Metaverse vs. Web 3.0: An explainer
So you’re up to date on all the buzzwords of 2021. Now, it’s time to familiarize yourself with what’s next in 2022 — Web 3.0: Last year brought with it a host of buzzwords that promise to redefine the future of tech, art and finance, namely, NFTs, crypto, the metaverse, and BTC (here and here). We’ve been dipping our toes in the metaverse and what that means for us on an individual level, and what it means for our businesses. Next up on your to-learn list of buzzwords: Web 3.0.
First thing’s first: The metaverse and Web 3.0 are not the same thing: Although both concepts are far from fully formulated, Web3 or Web 3.0 is a vision of the internet of the future, while the metaverse is a vision of how the internet will seamlessly integrate into our daily lives.
The metaverse is still a vague term that can sometimes be pretty misleading, because, as one columnist put it, what we mean when we talk about the metaverse is still being formulated. What we do know so far is that the metaverse will rely heavily (but not exclusively) on technologies like virtual reality (VR), augmented reality (AR) and mixed reality (MR) to allow users to have real-virtual experiences. These technologies must become ubiquitous in our lives to achieve the vision of the metaverse in which everything from work to play to socializing to gaming can be done in a mixed reality setting where we can use crypto and non-fungible tokens (NFTs) to accumulate unique assets.
VR, AR and MR are the basic building blocks of metaverse integration: VR and AR are both technologies that require users to have a piece of hardware in the form of glasses or a headset to alter or take over their reality. VR headsets typically block out your surroundings, immersing you in a fully virtual world while AR glasses or headsets allow you to overlay digital information on top of the real world, creating seamless integration between virtual and real objects (think Iron Man or Pokémon Go).
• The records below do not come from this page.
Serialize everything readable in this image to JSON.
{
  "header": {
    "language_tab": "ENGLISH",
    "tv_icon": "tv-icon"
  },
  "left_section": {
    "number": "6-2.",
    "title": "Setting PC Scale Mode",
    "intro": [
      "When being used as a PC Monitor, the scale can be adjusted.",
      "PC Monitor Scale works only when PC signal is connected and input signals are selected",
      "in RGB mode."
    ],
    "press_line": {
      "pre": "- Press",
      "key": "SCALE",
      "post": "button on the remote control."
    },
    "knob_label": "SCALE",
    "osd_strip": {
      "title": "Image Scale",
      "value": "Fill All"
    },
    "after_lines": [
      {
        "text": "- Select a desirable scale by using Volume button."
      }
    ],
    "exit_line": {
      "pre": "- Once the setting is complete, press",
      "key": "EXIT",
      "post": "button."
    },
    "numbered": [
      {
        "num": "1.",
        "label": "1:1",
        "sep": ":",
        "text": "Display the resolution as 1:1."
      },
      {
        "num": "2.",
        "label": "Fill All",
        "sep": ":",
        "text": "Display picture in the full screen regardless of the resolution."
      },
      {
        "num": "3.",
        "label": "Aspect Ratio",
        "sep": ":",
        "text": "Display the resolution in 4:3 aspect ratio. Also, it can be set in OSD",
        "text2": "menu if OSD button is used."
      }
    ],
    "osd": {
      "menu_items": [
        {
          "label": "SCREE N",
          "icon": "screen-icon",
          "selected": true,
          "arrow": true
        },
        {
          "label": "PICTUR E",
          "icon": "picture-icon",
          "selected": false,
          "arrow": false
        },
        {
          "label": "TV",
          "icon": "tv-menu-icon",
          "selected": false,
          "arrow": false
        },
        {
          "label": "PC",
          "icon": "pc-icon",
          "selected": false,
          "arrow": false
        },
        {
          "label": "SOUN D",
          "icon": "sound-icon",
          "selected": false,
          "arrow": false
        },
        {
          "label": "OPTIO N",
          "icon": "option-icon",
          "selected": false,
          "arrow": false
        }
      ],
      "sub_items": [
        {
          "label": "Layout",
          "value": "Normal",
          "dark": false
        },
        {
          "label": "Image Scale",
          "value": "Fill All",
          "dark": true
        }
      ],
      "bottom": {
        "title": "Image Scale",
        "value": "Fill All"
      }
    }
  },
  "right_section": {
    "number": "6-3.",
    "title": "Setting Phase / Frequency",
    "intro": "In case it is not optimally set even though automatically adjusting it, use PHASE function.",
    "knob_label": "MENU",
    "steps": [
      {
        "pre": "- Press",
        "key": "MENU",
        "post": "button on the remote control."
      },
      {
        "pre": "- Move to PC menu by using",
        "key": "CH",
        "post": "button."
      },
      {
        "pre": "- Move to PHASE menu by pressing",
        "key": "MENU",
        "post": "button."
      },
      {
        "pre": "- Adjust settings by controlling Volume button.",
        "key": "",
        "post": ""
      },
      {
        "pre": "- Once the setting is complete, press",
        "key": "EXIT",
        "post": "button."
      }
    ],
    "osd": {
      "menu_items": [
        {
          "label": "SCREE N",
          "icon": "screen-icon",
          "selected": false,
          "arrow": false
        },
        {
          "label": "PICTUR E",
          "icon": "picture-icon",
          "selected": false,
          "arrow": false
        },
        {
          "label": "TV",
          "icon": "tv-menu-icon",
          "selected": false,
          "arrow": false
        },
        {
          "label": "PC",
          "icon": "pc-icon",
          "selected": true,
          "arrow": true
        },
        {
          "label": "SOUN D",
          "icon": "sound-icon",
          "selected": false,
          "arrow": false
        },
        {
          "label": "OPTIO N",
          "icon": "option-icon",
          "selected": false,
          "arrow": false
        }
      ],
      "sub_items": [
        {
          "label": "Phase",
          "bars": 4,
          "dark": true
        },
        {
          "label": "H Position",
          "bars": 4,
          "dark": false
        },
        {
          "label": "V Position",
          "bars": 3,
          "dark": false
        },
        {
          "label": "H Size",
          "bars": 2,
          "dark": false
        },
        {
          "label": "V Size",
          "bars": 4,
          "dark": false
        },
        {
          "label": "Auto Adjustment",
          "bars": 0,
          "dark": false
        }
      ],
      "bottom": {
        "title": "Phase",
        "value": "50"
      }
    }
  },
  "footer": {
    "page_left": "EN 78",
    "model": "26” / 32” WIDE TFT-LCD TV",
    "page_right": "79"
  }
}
So, what does Web 3.0 or the internet of the future look like? If Web 2.0 referred to a version of the internet that was built on participatory, user-generated content which came to be regulated by Big Tech, think of Web 3.0 as the internet built on blockchain. In a perfect world, Web 3.0 would bring complete privacy and decentralization far from the tech giants. According to Annie Zhang, host of the podcast Hello Metaverse, it means an internet without tightly controlled content, data extraction, or privacy breaches. Check out this (very) utopian vision of Web 3.0 for an idea of what it could be if all ends well.
Will it replace Web 2.0 (i.e. the internet as we know it today)? Not necessarily. Experts suggest that it will exist alongside Web 2.0, but not replace it entirely. This would mean that the Googles and Facebooks of the world will definitely feel the burn of users jumping off, but will not completely disappear. Some of those companies already have dedicated Web 3.0 teams that aim to make the platforms more future-friendly and add Web 3.0 features to the existing products.
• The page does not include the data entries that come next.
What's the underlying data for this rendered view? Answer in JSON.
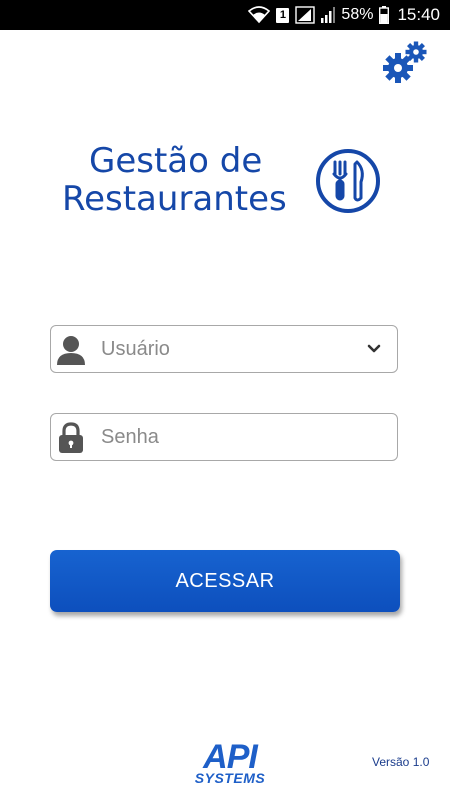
{
  "status_bar": {
    "sim_badge": "1",
    "battery": "58%",
    "time": "15:40"
  },
  "header": {
    "settings_icon": "gears-icon"
  },
  "logo": {
    "line1": "Gestão de",
    "line2": "Restaurantes",
    "icon": "fork-knife-plate-icon",
    "color": "#1547a8"
  },
  "login_form": {
    "user_placeholder": "Usuário",
    "password_placeholder": "Senha",
    "submit_label": "ACESSAR"
  },
  "footer": {
    "brand_top": "API",
    "brand_bottom": "SYSTEMS",
    "version": "Versão 1.0"
  },
  "colors": {
    "primary": "#0d56c6",
    "brand": "#1547a8"
  }
}
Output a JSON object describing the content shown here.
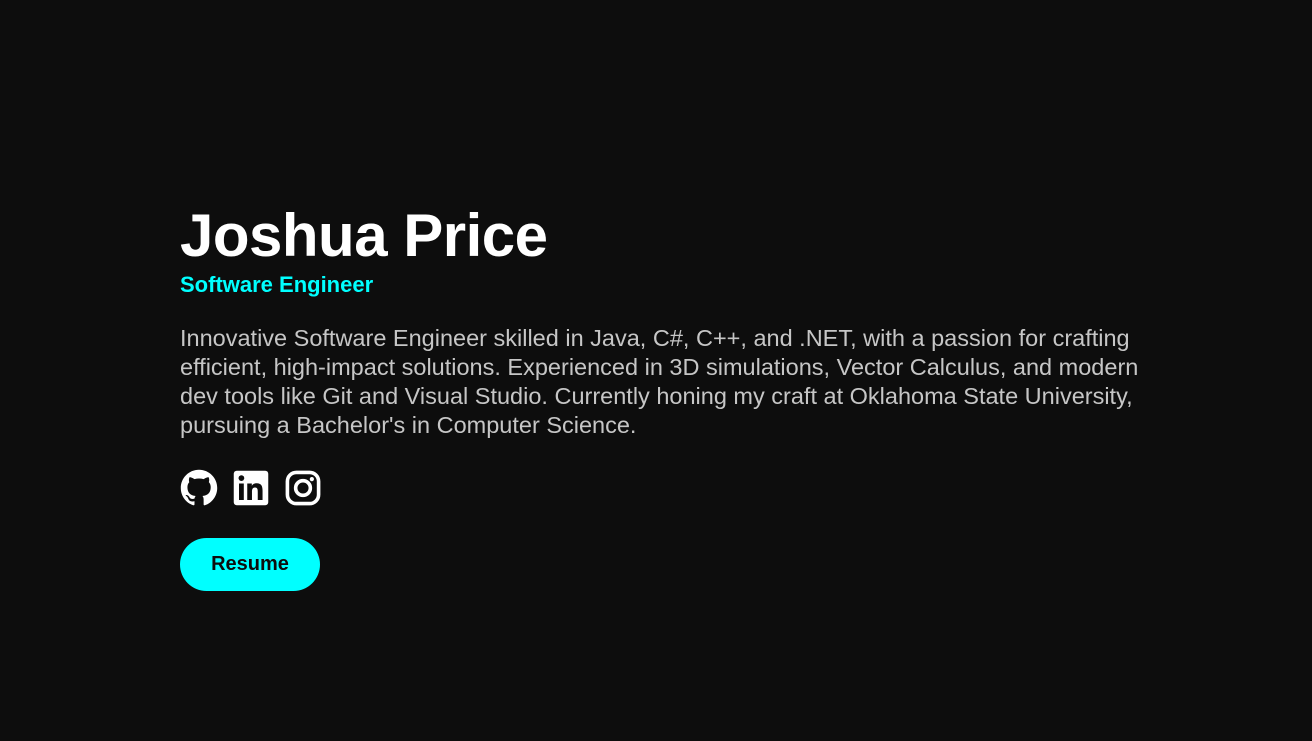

So how will it work? In theory, social media platforms and search engines will no longer be owned and controlled by massive tech companies, but built on blockchain technology, which decentralizes systems and gives power to the people. Some skeptics doubt that Web 3.0 can live up to the hype of securing privacy and decentralization.
But didn’t Facebook/Meta already monopolize the metaverse? Technically, no company can monopolize the metaverse (although that doesn’t mean they aren’t going to try), because the technology to actualize the vision of the metaverse still needs to be made accessible, which will only happen once more tech players get in the game. This means developing hardware (headsets, glasses, data gloves, etc) and web infrastructure. It will also need actual users to build for the metaverse, which means getting as many users on board as possible. So far, Meta, Microsoft, NVIDIA, Unity and Snapchat are all trying to build for the metaverse, although it’s not clear whether and to what extent their efforts will be coordinated. South Korea has also announced a five-year plan to enter the space with Metaverse Seoul.
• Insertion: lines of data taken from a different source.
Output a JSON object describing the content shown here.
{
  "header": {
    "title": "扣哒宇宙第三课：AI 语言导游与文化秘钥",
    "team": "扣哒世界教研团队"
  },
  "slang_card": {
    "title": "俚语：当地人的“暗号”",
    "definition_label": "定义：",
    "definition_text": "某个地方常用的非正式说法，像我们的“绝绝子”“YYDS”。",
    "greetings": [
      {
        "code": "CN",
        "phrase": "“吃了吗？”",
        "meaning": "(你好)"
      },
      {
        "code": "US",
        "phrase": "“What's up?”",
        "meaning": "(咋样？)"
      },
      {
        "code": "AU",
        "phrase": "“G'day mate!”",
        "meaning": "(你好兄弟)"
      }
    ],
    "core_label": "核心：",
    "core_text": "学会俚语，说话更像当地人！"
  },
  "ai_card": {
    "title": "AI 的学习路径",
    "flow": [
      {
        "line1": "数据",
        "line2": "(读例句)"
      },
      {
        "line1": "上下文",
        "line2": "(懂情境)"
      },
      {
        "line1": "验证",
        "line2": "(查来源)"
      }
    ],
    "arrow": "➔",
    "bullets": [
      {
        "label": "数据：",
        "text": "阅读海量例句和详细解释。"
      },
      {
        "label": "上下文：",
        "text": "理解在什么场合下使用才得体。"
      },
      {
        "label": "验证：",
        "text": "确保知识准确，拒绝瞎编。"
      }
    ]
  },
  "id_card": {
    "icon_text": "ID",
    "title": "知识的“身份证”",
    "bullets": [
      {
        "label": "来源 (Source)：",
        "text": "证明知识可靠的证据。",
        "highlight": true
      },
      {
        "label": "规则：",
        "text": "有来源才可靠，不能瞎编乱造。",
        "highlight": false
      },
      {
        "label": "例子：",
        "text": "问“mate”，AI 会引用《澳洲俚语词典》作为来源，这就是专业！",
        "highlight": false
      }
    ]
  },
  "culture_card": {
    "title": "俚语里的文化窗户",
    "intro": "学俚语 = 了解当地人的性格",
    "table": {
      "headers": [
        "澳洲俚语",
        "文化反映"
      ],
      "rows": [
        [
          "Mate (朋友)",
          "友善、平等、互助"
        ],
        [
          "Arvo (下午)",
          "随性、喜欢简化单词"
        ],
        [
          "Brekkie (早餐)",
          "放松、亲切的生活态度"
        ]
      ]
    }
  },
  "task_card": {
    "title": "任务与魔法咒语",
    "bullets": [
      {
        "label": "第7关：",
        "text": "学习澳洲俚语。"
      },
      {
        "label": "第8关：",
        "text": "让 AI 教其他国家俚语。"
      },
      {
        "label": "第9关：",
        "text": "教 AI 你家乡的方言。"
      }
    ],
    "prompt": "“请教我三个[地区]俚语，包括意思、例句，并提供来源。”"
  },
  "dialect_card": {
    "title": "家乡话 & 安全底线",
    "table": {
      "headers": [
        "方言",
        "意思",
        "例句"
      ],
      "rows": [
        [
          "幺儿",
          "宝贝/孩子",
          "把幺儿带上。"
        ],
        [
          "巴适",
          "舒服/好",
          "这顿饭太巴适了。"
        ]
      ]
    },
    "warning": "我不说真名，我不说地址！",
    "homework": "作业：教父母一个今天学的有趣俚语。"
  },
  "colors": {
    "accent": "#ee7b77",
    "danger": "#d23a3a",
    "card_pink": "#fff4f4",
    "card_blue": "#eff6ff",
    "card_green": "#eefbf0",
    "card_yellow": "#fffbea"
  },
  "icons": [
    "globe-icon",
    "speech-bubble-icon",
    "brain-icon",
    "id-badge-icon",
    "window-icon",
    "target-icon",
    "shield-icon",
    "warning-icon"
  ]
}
But there are still a lot of challenges to overcome before this becomes mainstream. For one, the metaverse is exhausting — and we’re not just talking about getting your head around the idea. Zoom fatigue pales by comparison to VR motion sickness — which is basically motion sickness combined with disorientation — that many people experience wearing VR headsets. Doctors have also warned that VR headsets can adversely affect eyesight. And there’s the mental health repercussions of the metaverse, not to mention the price of headsets, which retail from USD 300.
Are we positive this is happening? Although we talk about it like there are sharp divisions between one phase of the web and the next, in reality, the internet and how we integrate it into our daily lives is constantly evolving. It’s also true that industries beyond gaming and concerts stand to benefit from the evolution of these technologies. For more on that, see our piece Welcome to the (very-near) future: How the metaverse will change business.